# YOUR GOAL
Scan the entries for the word "label", and copy every line where it appears.
SUPPLIED DATA Start Marker
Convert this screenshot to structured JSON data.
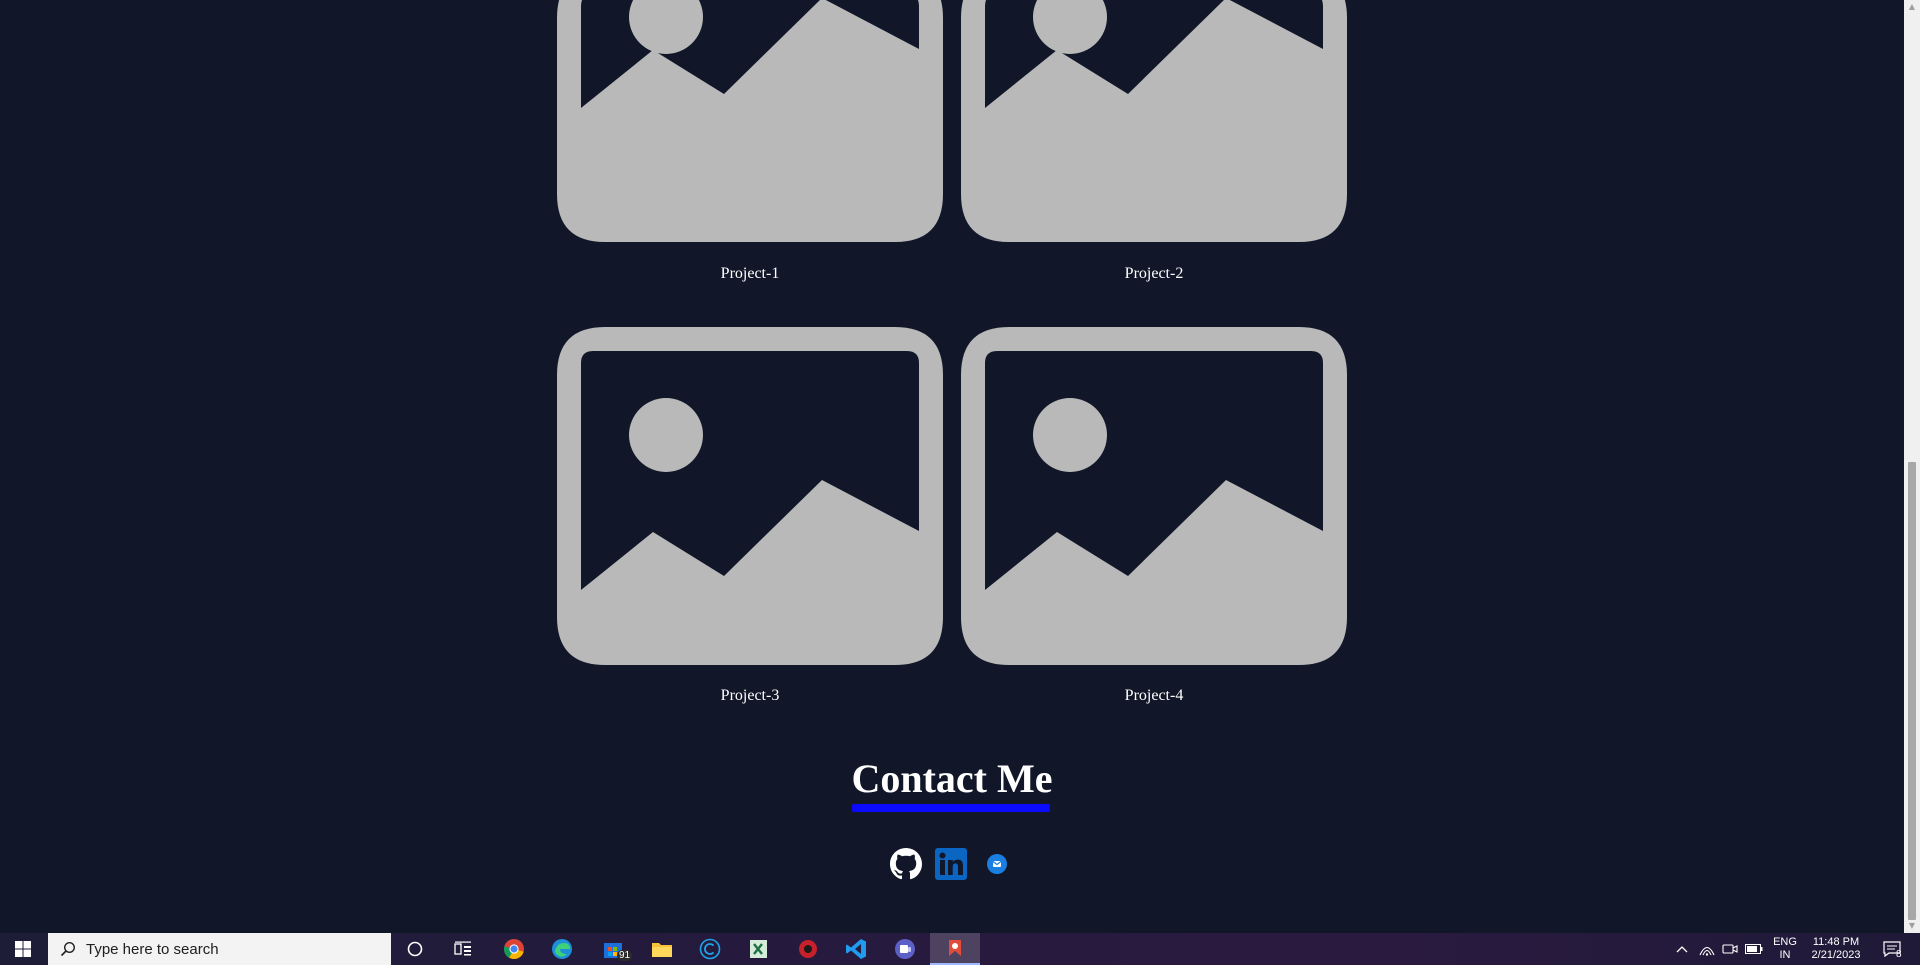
{
  "projects": [
    {
      "label": "Project-1"
    },
    {
      "label": "Project-2"
    },
    {
      "label": "Project-3"
    },
    {
      "label": "Project-4"
    }
  ],
  "contact": {
    "title": "Contact Me"
  },
  "social": [
    "github-icon",
    "linkedin-icon",
    "email-icon"
  ],
  "colors": {
    "background": "#111729",
    "placeholder": "#b9b9b9",
    "underline": "#0a0aff",
    "linkedin": "#0a66c2"
  },
  "taskbar": {
    "search_placeholder": "Type here to search",
    "store_badge": "91",
    "language_line1": "ENG",
    "language_line2": "IN",
    "time": "11:48 PM",
    "date": "2/21/2023",
    "notification_count": "8"
  }
}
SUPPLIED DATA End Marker
# TASK ANSWER
      "label": "Project-1"
      "label": "Project-2"
      "label": "Project-3"
      "label": "Project-4"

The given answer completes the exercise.